Sessions’ letter to Alaska cited the 2015 State Trooper Annual Drug Report, questioning whether the state’s regulations adequately address and protect federal interests. The problem with that is that the data cited is from the year before legalization went into effect: legal sales did not start in the state until 2016. “The report simply does not speak to the success or failure of the new regulatory framework,” wrote Alaska Gov. Bill Walker and his Attorney General Jahna Lindemuth in their response.

Washington State’s Governor Jay Inlsee and Attorney General Bob Ferguson also disputed the data cited in Sessions’ letter to their state. The central data in the letter to Washington cited the March 2016 Northwest High Intensity Drug Trafficking Area (NW HIDTA) report on marijuana in the state, which the Governor and Attorney General asserted was outdated, and had already been addressed in legislation. Sessions had also cited a report stating that Washington cannabis had been diverted to 43 other states, but Gov. Inslee and AG Ferguson refuted this, saying that those finding were based on data gathered “several years before our recreational sales began.”
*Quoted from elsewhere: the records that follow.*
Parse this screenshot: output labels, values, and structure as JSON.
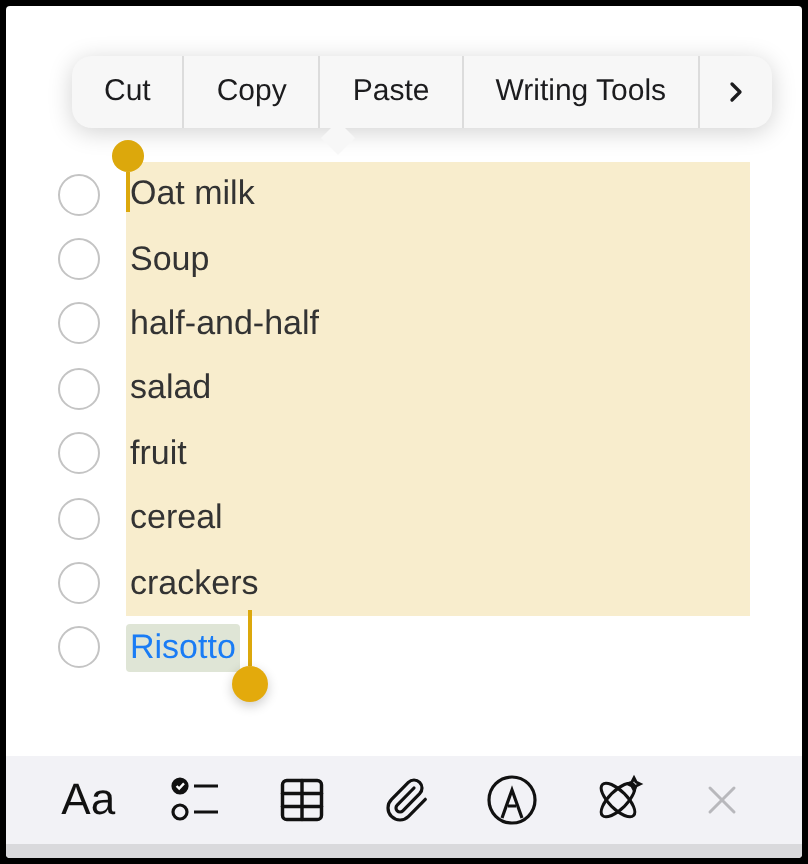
{
  "edit_menu": {
    "items": [
      "Cut",
      "Copy",
      "Paste",
      "Writing Tools"
    ]
  },
  "checklist": [
    {
      "text": "Oat milk",
      "checked": false,
      "highlighted": true,
      "selected": false
    },
    {
      "text": "Soup",
      "checked": false,
      "highlighted": true,
      "selected": false
    },
    {
      "text": "half-and-half",
      "checked": false,
      "highlighted": true,
      "selected": false
    },
    {
      "text": "salad",
      "checked": false,
      "highlighted": true,
      "selected": false
    },
    {
      "text": "fruit",
      "checked": false,
      "highlighted": true,
      "selected": false
    },
    {
      "text": "cereal",
      "checked": false,
      "highlighted": true,
      "selected": false
    },
    {
      "text": "crackers",
      "checked": false,
      "highlighted": true,
      "selected": false
    },
    {
      "text": "Risotto",
      "checked": false,
      "highlighted": false,
      "selected": true
    }
  ],
  "toolbar": {
    "format_label": "Aa",
    "close_disabled": true
  }
}
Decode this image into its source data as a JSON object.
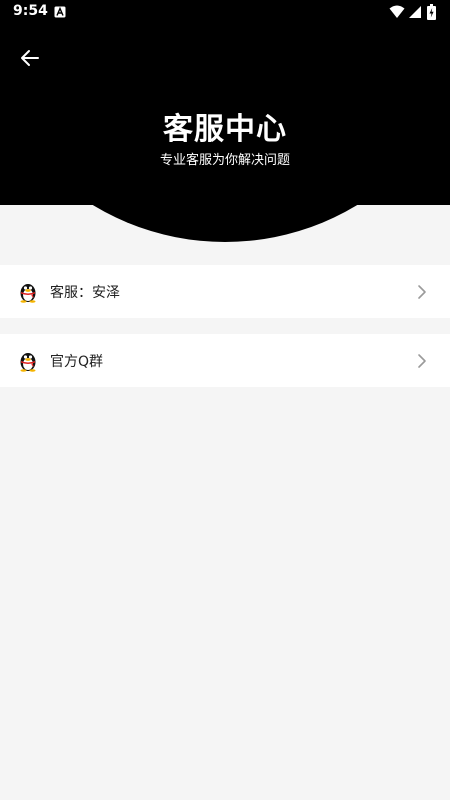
{
  "status_bar": {
    "time": "9:54"
  },
  "header": {
    "title": "客服中心",
    "subtitle": "专业客服为你解决问题"
  },
  "list": [
    {
      "label": "客服：安泽",
      "icon": "qq-penguin-icon"
    },
    {
      "label": "官方Q群",
      "icon": "qq-penguin-icon"
    }
  ],
  "colors": {
    "header_bg": "#000000",
    "page_bg": "#f5f5f5",
    "card_bg": "#ffffff",
    "qq_red": "#e02020",
    "qq_yellow": "#f5b400"
  }
}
The trend of Sessions citing outdated, incomplete, or irrelevant data in his insinuations that states with legal recreational cannabis aren’t protecting federal interests, a direct threat of federal interference in those states, can only be founded on shaky and outdated data. In short, Sessions strikes out yet again in the battle against legal cannabis.